The current economic crisis, like the Great Depression of the 1930s, has caused not just financial misery for the millions of people it affected. A raft of social problems, declining civil engagement, raising suicide rates and increasing inequality have all taken a toll on already struggling populations. Even more troubling, the poorest and most vulnerable sections of society are often disproportionality impacted. This ‘social catastophe’ is the subject of Hard Times, the latest book by acclaimed Guardian jouranlist Tom Clark.
In this interactive infographic, produced for Yale by Kiln, Hard Times author Tom Clark illustrates how the economic crisis has done lasting damage to the fabric of society and how austerity measures are exacerbating an already disturbing state of affairs.

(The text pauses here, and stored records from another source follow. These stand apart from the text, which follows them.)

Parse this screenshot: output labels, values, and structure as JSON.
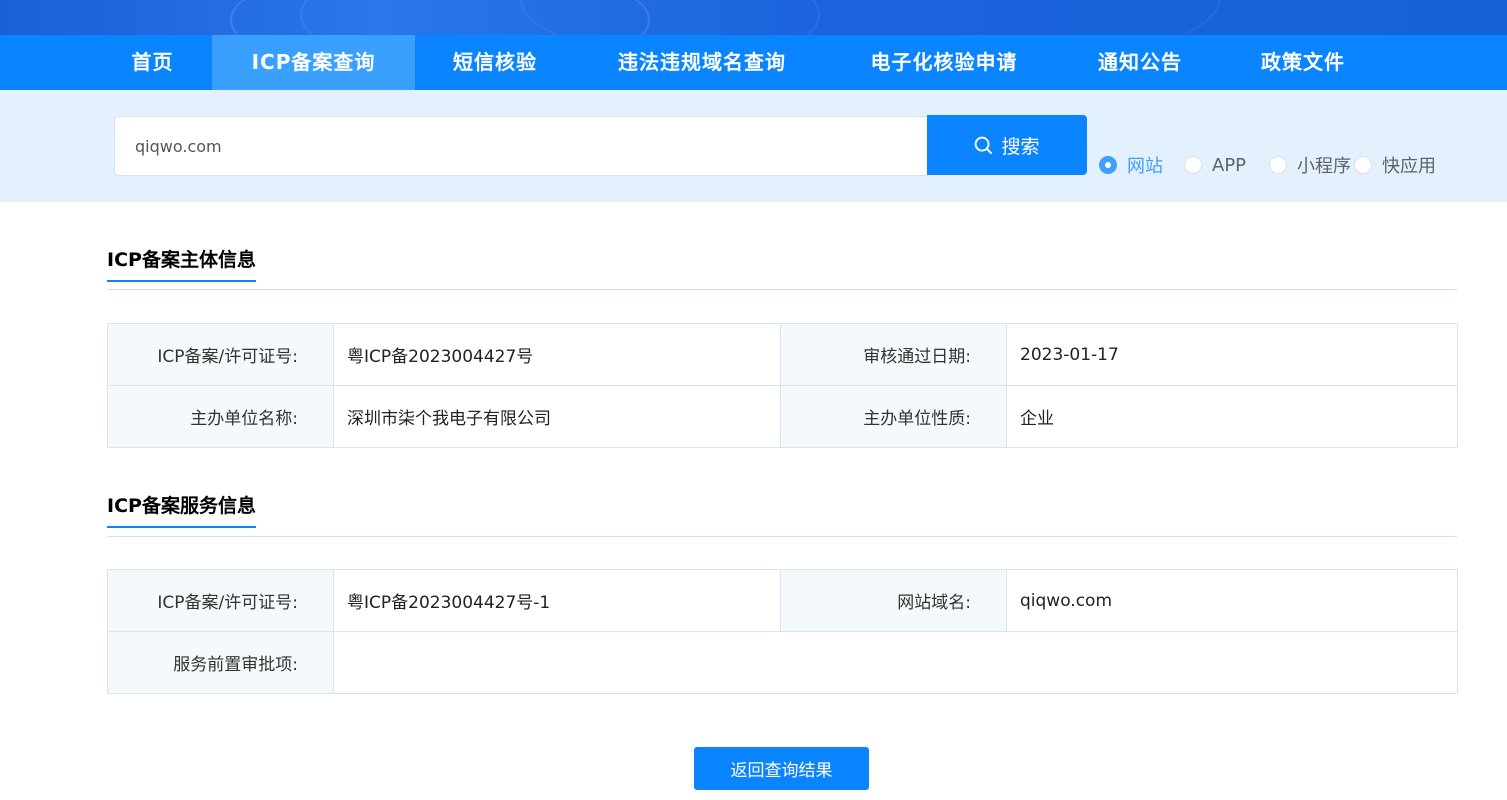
{
  "nav": {
    "items": [
      {
        "label": "首页"
      },
      {
        "label": "ICP备案查询"
      },
      {
        "label": "短信核验"
      },
      {
        "label": "违法违规域名查询"
      },
      {
        "label": "电子化核验申请"
      },
      {
        "label": "通知公告"
      },
      {
        "label": "政策文件"
      }
    ],
    "active": "ICP备案查询"
  },
  "search": {
    "value": "qiqwo.com",
    "button_label": "搜索",
    "button_icon": "search-icon",
    "types": [
      {
        "label": "网站",
        "checked": true
      },
      {
        "label": "APP",
        "checked": false
      },
      {
        "label": "小程序",
        "checked": false
      },
      {
        "label": "快应用",
        "checked": false
      }
    ]
  },
  "subject": {
    "title": "ICP备案主体信息",
    "rows": [
      {
        "label1": "ICP备案/许可证号:",
        "value1": "粤ICP备2023004427号",
        "label2": "审核通过日期:",
        "value2": "2023-01-17"
      },
      {
        "label1": "主办单位名称:",
        "value1": "深圳市柒个我电子有限公司",
        "label2": "主办单位性质:",
        "value2": "企业"
      }
    ]
  },
  "service": {
    "title": "ICP备案服务信息",
    "row1": {
      "label1": "ICP备案/许可证号:",
      "value1": "粤ICP备2023004427号-1",
      "label2": "网站域名:",
      "value2": "qiqwo.com"
    },
    "row2": {
      "label": "服务前置审批项:",
      "value": ""
    }
  },
  "back_button": "返回查询结果",
  "colors": {
    "primary": "#0a84ff",
    "nav_active": "#3aa0ff",
    "search_band": "#e3f1fe",
    "label_bg": "#f4f9fc"
  }
}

After the financial implosion of 2008, the world sank into the deepest recession since the 1930s. Hard Times asks what this has done to two rich but vastly unequal societies: Britain and the United States. Exploiting an array of data and striking interviews with those affected, Tom Clark documents how misadventures in the towers of high finance cascaded down to the streets below. Everything from PTA membership to sales of playing cards dived during the Great Depression; this compelling book traces the Great Recession’s path through our own times, uncovering a drop in life satisfaction, frayed community connections and changing patterns of suicide. In every case, the toll is greater in poor neighbourhoods, due not only to unemployment, but also to the precarious, unreliable jobs proliferating in the recovery. As austerity redoubles the hardship, this book’s new analysis suggests scarring that will blight individual and family life for years to come. Over a third of a century, the gap between rich and poor has steadily widened; with the crisis, this economic divide has deepened into a societal schism. Public opinion has polarised in parallel, poisoning politics, and leaving the victims of recession divided and powerless. In more prosperous neighbourhoods the slump might soon be forgotten, but this urgent, authoritative book pulls the scales of complacency from our eyes. It cannot be missed by anyone who yearns for a healthier, happier and less divided tomorrow.